Hispanic Heritage Month
OUR CONNECTION MATTERS
“Today is the day
God embraces all hues of humanity
Delights in diversity and difference,
Favors solidarity transforming strangers into friends.
And so shall we”
(From a Companion Litany to our Social Creed)
I’m just three short months into this expanded role as Director of Connectional Ministries, and a new world has opened up before me. A world from which I am learning, asking questions, immersing myself in, building relationships, and embracing the rich diversity that I am discovering. What world is this, you ask? It is the ministry of our Hispanic-Latino brothers and sisters across South Georgia.
One of the first things I’ve learned is that while our Hispanic-Latino congregations may share a common language - Spanish (although there are differences in language and dialect between the various cultures) - they are actually incredibly diverse and represent many countries: Cuba, Mexico, Guatemala, Haiti, Dominican Republic, Ecuador, El Salvador, and I’m sure some others I have yet to discover. I took much of this for granted in my understanding of the label “Hispanic Ministries.” These congregations define multiculturalism.
As I continue to learn more, I invite you on this journey with me. Connectional Ministries has created a South Georgia UMC Hispanic Ministries Facebook page as a platform to connect with these ministries and create community. In addition to the Facebook page, there is a new section on our conference website dedicated to our Hispanic-Latino Ministries. I encourage you to take a moment and begin to learn more about this vital ministry in South Georgia.

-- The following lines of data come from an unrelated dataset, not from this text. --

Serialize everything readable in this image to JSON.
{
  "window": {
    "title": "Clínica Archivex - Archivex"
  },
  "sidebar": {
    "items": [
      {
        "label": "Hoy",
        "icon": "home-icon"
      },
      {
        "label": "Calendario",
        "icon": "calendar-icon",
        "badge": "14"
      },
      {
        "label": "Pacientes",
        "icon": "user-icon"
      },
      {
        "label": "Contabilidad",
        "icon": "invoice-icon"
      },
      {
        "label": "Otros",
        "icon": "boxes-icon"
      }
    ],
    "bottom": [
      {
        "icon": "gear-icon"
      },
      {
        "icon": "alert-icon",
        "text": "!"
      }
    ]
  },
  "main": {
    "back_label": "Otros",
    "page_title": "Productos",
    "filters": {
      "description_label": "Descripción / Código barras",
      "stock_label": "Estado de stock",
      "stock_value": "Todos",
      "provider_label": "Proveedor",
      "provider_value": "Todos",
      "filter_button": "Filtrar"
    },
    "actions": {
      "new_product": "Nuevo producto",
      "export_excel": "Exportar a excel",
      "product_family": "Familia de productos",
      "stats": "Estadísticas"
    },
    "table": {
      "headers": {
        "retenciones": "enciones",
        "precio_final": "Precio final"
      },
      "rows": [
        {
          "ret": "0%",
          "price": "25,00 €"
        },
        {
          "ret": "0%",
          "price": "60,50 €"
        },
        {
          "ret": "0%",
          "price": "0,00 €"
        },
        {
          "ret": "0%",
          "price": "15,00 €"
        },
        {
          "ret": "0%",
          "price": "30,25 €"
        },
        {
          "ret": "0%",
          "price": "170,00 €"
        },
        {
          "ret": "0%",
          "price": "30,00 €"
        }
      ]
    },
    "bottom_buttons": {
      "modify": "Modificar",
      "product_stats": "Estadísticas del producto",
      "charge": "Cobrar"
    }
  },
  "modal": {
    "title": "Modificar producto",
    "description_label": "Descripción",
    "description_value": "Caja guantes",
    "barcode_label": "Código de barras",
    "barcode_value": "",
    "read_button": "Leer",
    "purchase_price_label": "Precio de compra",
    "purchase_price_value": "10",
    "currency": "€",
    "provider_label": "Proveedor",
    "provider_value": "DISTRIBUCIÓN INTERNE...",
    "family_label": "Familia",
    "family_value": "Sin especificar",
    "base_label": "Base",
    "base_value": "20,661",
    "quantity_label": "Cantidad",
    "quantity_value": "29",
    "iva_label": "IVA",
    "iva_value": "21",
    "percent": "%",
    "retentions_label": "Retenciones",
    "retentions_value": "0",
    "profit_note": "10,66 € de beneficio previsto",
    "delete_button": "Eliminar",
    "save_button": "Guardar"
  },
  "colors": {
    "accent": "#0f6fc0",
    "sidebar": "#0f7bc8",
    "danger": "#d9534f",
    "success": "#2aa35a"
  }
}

In our conference, we currently have five Hispanic pastors serving eight congregations and three Hispanic pastors serving English-speaking churches. Each faith community is unique and they, too, are beginning to return to in-person worship, navigate an online presence, and creatively continue their outreach to their communities. Your connectional giving through your Conference apportionments, in partnership with the districts and our Hispanic congregations, provides salary support for the pastors, leadership development for clergy and laity, and spiritual formation programming and opportunities. This collaboration is another example of the strength in our connection for fruitful ministry.
As of July 2019, Hispanic and Latino Americans were an estimated 18.5 percent of the total U.S. population (60.6 million people), making this population the largest ethnic minority. Georgia is one of 12 states with 1 million or more Hispanic residents. Hispanic influences are tightly woven in the fabric of American life through music, food, art, cinema, politics, literature, and so much more. Click here for more facts and features.
It’s time to celebrate! Hispanic Heritage Month kicks off September 15, and the celebration lasts through October 15. The observation started in 1968 as Hispanic Heritage Week under President Lyndon Johnson and was expanded to four weeks in 1988 by President Ronald Reagan. It was enacted into law on August 17, 1988. You might be asking yourself why this focus starts and ends in the middle of these months. September 15 is significant because it is the anniversary of independence for Latin American countries Costa Rica, El Salvador, Guatemala, Honduras, and Nicaragua. In addition, Mexico, Chile and Belize celebrate their independence days on September 16, September 18, and 21, respectively.
Resource UMC provides outreach ideas for Hispanic Heritage Month, and Connectional Ministries is joining with our Hispanic congregations to celebrate their diversity and ministries. We are thankful for their witness and to be “Alive Together at the Table.”
With the kick-off of Hispanic Heritage Month on September 15, Connectional Ministries will begin celebrating this diversity by sharing authentic recipes from our Hispanic pastors and members of their congregations. I am already planning my first attempt at Pupusas! I hope you, too, will have fun making some new dishes, take some time to learn more about the country of origin, learn a few conversational phrases in Spanish, and share with us what you have learned. You can use the social media hashtag #alivetogetheratthetable to share your fun or email me at firstname.lastname@example.org.
Another component of ministry with Hispanic-Latino brothers and sisters is around advocacy. In The United Methodist Church, we have groups such as The National Plan for Hispanic-Latino Ministry, M.A.R.C.H.A. (Methodists Associated Representing the Cause of Hispanic Americans), Hispanic Women, Hispanic Clergywomen, and others who advocate for the Hispanic-Latino people.
In South Georgia, the work of the Task Force: Undocumented Neighbors and the Task Force: Multiculturalism produced invaluable resources through videos and resource guides to educate and raise awareness for inclusiveness and intentionality in ministry to our neighbors. If you are just beginning your journey as I am, these resources are a good place to start.
“Today is the day… and so shall we.” Lord, let it be so!
For more information about Hispanic-Latino Ministries, contact Rev. Daniel Medina, Connectional Ministries Associate Director for Hispanic Affairs, at email@example.com.
Allison Lindsey is the director of Connectional Ministries. She has a passion for the local church and its people. Contact her at firstname.lastname@example.org.